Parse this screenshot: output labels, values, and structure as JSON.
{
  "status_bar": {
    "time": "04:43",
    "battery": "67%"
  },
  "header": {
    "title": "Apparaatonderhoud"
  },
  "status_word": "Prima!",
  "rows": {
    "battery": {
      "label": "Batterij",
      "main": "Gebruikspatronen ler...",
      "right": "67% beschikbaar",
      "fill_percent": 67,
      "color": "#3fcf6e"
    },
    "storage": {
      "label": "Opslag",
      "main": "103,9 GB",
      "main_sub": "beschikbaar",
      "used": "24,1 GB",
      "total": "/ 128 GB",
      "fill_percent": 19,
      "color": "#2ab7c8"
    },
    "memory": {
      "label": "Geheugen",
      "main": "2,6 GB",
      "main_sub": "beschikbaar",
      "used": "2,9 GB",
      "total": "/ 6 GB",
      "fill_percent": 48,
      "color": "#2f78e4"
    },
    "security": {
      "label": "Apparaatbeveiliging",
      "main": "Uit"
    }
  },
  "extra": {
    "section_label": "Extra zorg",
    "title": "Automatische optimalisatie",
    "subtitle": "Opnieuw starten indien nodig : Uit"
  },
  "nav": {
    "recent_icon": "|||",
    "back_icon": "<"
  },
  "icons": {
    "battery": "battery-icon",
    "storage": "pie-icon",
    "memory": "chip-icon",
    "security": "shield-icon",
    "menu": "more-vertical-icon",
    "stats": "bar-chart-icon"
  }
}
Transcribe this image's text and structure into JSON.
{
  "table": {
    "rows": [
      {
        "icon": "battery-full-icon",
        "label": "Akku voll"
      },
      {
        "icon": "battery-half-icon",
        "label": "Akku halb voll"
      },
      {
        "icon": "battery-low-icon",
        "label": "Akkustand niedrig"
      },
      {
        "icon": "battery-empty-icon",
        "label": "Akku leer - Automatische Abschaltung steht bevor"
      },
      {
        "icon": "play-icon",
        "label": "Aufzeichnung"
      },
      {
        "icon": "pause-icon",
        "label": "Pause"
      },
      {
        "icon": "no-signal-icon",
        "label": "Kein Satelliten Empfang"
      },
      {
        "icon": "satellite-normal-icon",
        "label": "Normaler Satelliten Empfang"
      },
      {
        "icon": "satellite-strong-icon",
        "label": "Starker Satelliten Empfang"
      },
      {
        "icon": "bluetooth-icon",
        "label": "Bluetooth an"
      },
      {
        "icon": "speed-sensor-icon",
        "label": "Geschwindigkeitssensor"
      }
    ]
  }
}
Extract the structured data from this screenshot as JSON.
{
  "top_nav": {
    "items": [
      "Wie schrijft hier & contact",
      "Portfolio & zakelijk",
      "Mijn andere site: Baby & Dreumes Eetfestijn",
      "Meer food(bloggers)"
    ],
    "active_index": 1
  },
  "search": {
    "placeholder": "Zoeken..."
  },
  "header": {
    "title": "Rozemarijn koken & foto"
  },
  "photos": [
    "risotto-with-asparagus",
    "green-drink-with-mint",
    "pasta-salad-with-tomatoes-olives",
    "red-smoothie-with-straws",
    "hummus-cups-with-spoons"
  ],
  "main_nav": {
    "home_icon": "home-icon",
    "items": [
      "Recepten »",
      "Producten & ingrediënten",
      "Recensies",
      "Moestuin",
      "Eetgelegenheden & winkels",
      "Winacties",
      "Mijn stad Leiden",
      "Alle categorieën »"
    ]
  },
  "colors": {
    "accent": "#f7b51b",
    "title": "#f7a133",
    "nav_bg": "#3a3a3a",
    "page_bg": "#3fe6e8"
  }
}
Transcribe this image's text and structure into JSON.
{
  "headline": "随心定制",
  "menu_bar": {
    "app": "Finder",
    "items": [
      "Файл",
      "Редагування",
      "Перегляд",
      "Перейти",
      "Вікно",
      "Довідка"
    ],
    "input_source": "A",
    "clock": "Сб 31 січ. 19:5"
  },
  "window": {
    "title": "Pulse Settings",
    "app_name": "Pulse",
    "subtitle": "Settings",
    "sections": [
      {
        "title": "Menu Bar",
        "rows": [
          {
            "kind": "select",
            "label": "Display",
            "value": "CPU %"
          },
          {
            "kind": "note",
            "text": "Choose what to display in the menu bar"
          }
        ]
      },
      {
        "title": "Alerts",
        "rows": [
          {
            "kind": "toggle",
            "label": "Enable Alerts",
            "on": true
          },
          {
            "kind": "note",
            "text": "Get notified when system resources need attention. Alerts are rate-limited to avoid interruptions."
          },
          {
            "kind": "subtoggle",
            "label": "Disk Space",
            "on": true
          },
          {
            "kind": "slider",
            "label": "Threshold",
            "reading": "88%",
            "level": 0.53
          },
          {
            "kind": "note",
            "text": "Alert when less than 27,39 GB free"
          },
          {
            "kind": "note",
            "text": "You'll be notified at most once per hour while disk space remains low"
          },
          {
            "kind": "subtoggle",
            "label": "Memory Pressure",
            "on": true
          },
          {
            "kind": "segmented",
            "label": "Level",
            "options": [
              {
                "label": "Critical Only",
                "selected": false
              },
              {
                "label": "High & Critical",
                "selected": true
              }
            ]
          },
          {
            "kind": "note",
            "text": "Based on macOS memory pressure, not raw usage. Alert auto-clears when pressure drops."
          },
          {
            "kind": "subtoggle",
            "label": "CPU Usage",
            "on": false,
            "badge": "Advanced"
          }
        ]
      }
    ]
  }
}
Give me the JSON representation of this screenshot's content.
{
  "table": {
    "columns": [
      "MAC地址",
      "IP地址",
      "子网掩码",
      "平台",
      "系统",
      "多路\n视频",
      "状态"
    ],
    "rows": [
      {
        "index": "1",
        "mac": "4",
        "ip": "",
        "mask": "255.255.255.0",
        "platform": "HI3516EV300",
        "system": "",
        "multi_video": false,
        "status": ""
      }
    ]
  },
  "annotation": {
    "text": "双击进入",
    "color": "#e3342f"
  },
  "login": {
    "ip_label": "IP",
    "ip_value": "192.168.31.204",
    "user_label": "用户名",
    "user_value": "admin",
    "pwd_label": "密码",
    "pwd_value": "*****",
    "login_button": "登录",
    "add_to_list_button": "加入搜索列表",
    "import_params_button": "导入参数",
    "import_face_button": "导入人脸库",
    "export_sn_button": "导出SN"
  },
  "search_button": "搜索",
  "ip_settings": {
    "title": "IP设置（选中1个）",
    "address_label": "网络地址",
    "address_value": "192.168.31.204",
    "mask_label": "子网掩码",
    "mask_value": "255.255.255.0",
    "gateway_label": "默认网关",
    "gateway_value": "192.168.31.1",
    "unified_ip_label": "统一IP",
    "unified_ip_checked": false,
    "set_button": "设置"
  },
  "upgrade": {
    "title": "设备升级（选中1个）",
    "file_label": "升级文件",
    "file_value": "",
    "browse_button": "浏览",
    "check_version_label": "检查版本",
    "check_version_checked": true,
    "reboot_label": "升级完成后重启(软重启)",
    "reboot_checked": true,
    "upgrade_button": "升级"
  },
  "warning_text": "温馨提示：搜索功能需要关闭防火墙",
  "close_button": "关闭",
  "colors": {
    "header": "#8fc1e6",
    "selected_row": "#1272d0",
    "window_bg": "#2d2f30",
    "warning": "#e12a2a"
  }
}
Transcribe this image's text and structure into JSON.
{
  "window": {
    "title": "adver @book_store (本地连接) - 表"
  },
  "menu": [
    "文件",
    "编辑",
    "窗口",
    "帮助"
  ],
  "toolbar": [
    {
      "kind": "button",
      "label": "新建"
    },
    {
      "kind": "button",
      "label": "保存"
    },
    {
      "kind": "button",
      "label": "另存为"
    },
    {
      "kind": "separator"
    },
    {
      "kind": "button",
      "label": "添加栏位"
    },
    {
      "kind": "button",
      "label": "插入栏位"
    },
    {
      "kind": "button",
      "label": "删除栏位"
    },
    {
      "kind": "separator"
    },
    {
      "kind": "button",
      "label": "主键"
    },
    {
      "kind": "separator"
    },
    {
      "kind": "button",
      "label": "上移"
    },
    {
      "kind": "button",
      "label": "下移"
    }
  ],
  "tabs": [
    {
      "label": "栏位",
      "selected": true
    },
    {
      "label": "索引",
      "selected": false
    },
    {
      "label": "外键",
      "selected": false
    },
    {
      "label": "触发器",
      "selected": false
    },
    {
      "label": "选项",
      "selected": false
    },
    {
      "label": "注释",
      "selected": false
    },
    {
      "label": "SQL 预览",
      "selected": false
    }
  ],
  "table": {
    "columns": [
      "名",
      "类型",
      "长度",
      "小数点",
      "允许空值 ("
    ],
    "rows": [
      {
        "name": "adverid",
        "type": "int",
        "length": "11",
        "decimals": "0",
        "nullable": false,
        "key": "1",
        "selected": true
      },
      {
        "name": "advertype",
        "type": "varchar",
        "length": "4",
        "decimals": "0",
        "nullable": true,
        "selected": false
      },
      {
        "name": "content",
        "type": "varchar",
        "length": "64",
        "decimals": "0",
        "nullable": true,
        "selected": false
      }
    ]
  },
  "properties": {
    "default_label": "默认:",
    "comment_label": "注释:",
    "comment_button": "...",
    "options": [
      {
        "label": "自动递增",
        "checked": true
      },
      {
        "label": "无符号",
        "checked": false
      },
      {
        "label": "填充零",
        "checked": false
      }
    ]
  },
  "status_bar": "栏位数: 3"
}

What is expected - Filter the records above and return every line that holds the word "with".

Exercise output -
    "risotto-with-asparagus",
    "green-drink-with-mint",
    "pasta-salad-with-tomatoes-olives",
    "red-smoothie-with-straws",
    "hummus-cups-with-spoons"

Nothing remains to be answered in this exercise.